=== Dataset entries ===
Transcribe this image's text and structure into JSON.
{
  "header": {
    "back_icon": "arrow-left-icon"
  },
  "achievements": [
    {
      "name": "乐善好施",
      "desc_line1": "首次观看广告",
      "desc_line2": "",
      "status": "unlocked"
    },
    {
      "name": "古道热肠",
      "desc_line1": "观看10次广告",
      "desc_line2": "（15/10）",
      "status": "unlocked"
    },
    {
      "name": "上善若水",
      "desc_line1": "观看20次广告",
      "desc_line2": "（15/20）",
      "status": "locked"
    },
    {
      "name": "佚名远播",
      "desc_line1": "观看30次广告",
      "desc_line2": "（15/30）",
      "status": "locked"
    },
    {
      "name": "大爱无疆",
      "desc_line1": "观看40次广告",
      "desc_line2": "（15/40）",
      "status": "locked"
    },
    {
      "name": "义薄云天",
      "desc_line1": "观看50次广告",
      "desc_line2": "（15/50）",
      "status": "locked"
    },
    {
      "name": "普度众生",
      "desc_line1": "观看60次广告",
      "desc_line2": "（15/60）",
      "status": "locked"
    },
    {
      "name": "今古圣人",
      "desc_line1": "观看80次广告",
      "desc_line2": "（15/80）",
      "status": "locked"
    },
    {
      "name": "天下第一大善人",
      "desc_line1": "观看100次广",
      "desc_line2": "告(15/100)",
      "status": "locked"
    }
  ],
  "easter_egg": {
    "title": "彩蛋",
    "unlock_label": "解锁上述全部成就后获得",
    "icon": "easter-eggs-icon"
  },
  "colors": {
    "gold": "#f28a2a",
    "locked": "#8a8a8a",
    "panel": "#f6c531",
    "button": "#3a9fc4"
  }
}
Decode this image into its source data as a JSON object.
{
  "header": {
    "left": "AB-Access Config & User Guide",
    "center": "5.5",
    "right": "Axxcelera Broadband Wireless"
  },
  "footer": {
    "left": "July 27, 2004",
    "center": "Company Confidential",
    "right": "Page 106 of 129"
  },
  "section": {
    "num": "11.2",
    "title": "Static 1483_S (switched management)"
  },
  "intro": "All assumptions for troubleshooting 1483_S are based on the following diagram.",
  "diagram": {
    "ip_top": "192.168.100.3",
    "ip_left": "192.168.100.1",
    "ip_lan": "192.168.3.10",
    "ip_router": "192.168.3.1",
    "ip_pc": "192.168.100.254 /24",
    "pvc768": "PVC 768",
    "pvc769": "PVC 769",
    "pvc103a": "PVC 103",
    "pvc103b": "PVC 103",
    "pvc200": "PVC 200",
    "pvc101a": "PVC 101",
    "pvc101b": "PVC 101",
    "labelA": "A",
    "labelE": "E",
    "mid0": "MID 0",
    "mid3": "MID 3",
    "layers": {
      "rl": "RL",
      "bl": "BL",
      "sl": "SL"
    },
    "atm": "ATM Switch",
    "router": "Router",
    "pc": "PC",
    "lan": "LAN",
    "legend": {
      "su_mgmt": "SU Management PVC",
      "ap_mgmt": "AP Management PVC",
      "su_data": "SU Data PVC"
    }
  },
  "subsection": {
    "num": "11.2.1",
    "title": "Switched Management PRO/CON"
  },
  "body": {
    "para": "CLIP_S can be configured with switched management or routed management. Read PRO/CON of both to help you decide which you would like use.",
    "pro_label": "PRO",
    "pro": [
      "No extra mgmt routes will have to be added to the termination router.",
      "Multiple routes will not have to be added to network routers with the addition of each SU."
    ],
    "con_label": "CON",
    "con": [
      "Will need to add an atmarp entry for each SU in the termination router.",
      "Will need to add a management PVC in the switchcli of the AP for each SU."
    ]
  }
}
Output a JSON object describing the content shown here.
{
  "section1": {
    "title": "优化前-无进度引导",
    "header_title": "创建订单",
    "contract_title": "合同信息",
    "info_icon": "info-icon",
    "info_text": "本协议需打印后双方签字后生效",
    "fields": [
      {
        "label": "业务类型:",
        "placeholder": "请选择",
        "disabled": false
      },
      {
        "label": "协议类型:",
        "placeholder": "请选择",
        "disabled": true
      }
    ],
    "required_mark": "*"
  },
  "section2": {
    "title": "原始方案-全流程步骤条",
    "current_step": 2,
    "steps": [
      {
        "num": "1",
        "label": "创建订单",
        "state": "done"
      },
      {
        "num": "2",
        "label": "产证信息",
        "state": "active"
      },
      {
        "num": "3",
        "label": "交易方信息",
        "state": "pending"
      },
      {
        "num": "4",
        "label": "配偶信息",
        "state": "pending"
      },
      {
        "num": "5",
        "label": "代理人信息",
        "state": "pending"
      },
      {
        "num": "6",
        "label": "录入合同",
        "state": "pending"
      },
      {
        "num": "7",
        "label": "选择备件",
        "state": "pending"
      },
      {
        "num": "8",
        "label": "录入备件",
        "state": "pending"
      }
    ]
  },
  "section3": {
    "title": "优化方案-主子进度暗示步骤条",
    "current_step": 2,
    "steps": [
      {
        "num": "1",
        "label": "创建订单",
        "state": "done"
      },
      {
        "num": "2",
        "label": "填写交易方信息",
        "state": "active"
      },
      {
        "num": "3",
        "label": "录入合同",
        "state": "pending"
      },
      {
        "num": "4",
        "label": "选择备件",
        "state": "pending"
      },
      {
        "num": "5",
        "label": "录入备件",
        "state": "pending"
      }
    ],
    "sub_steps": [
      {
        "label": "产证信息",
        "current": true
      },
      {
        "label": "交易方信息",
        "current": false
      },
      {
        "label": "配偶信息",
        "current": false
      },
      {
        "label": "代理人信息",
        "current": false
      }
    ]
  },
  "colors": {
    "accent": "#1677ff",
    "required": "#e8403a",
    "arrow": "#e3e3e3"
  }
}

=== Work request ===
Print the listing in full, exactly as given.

=== Task output ===
Transcribe this image's text and structure into JSON.
{
  "header": {
    "back_icon": "arrow-left-icon"
  },
  "achievements": [
    {
      "name": "乐善好施",
      "desc_line1": "首次观看广告",
      "desc_line2": "",
      "status": "unlocked"
    },
    {
      "name": "古道热肠",
      "desc_line1": "观看10次广告",
      "desc_line2": "（15/10）",
      "status": "unlocked"
    },
    {
      "name": "上善若水",
      "desc_line1": "观看20次广告",
      "desc_line2": "（15/20）",
      "status": "locked"
    },
    {
      "name": "佚名远播",
      "desc_line1": "观看30次广告",
      "desc_line2": "（15/30）",
      "status": "locked"
    },
    {
      "name": "大爱无疆",
      "desc_line1": "观看40次广告",
      "desc_line2": "（15/40）",
      "status": "locked"
    },
    {
      "name": "义薄云天",
      "desc_line1": "观看50次广告",
      "desc_line2": "（15/50）",
      "status": "locked"
    },
    {
      "name": "普度众生",
      "desc_line1": "观看60次广告",
      "desc_line2": "（15/60）",
      "status": "locked"
    },
    {
      "name": "今古圣人",
      "desc_line1": "观看80次广告",
      "desc_line2": "（15/80）",
      "status": "locked"
    },
    {
      "name": "天下第一大善人",
      "desc_line1": "观看100次广",
      "desc_line2": "告(15/100)",
      "status": "locked"
    }
  ],
  "easter_egg": {
    "title": "彩蛋",
    "unlock_label": "解锁上述全部成就后获得",
    "icon": "easter-eggs-icon"
  },
  "colors": {
    "gold": "#f28a2a",
    "locked": "#8a8a8a",
    "panel": "#f6c531",
    "button": "#3a9fc4"
  }
}
Decode this image into its source data as a JSON object.
{
  "header": {
    "left": "AB-Access Config & User Guide",
    "center": "5.5",
    "right": "Axxcelera Broadband Wireless"
  },
  "footer": {
    "left": "July 27, 2004",
    "center": "Company Confidential",
    "right": "Page 106 of 129"
  },
  "section": {
    "num": "11.2",
    "title": "Static 1483_S (switched management)"
  },
  "intro": "All assumptions for troubleshooting 1483_S are based on the following diagram.",
  "diagram": {
    "ip_top": "192.168.100.3",
    "ip_left": "192.168.100.1",
    "ip_lan": "192.168.3.10",
    "ip_router": "192.168.3.1",
    "ip_pc": "192.168.100.254 /24",
    "pvc768": "PVC 768",
    "pvc769": "PVC 769",
    "pvc103a": "PVC 103",
    "pvc103b": "PVC 103",
    "pvc200": "PVC 200",
    "pvc101a": "PVC 101",
    "pvc101b": "PVC 101",
    "labelA": "A",
    "labelE": "E",
    "mid0": "MID 0",
    "mid3": "MID 3",
    "layers": {
      "rl": "RL",
      "bl": "BL",
      "sl": "SL"
    },
    "atm": "ATM Switch",
    "router": "Router",
    "pc": "PC",
    "lan": "LAN",
    "legend": {
      "su_mgmt": "SU Management PVC",
      "ap_mgmt": "AP Management PVC",
      "su_data": "SU Data PVC"
    }
  },
  "subsection": {
    "num": "11.2.1",
    "title": "Switched Management PRO/CON"
  },
  "body": {
    "para": "CLIP_S can be configured with switched management or routed management. Read PRO/CON of both to help you decide which you would like use.",
    "pro_label": "PRO",
    "pro": [
      "No extra mgmt routes will have to be added to the termination router.",
      "Multiple routes will not have to be added to network routers with the addition of each SU."
    ],
    "con_label": "CON",
    "con": [
      "Will need to add an atmarp entry for each SU in the termination router.",
      "Will need to add a management PVC in the switchcli of the AP for each SU."
    ]
  }
}
Output a JSON object describing the content shown here.
{
  "section1": {
    "title": "优化前-无进度引导",
    "header_title": "创建订单",
    "contract_title": "合同信息",
    "info_icon": "info-icon",
    "info_text": "本协议需打印后双方签字后生效",
    "fields": [
      {
        "label": "业务类型:",
        "placeholder": "请选择",
        "disabled": false
      },
      {
        "label": "协议类型:",
        "placeholder": "请选择",
        "disabled": true
      }
    ],
    "required_mark": "*"
  },
  "section2": {
    "title": "原始方案-全流程步骤条",
    "current_step": 2,
    "steps": [
      {
        "num": "1",
        "label": "创建订单",
        "state": "done"
      },
      {
        "num": "2",
        "label": "产证信息",
        "state": "active"
      },
      {
        "num": "3",
        "label": "交易方信息",
        "state": "pending"
      },
      {
        "num": "4",
        "label": "配偶信息",
        "state": "pending"
      },
      {
        "num": "5",
        "label": "代理人信息",
        "state": "pending"
      },
      {
        "num": "6",
        "label": "录入合同",
        "state": "pending"
      },
      {
        "num": "7",
        "label": "选择备件",
        "state": "pending"
      },
      {
        "num": "8",
        "label": "录入备件",
        "state": "pending"
      }
    ]
  },
  "section3": {
    "title": "优化方案-主子进度暗示步骤条",
    "current_step": 2,
    "steps": [
      {
        "num": "1",
        "label": "创建订单",
        "state": "done"
      },
      {
        "num": "2",
        "label": "填写交易方信息",
        "state": "active"
      },
      {
        "num": "3",
        "label": "录入合同",
        "state": "pending"
      },
      {
        "num": "4",
        "label": "选择备件",
        "state": "pending"
      },
      {
        "num": "5",
        "label": "录入备件",
        "state": "pending"
      }
    ],
    "sub_steps": [
      {
        "label": "产证信息",
        "current": true
      },
      {
        "label": "交易方信息",
        "current": false
      },
      {
        "label": "配偶信息",
        "current": false
      },
      {
        "label": "代理人信息",
        "current": false
      }
    ]
  },
  "colors": {
    "accent": "#1677ff",
    "required": "#e8403a",
    "arrow": "#e3e3e3"
  }
}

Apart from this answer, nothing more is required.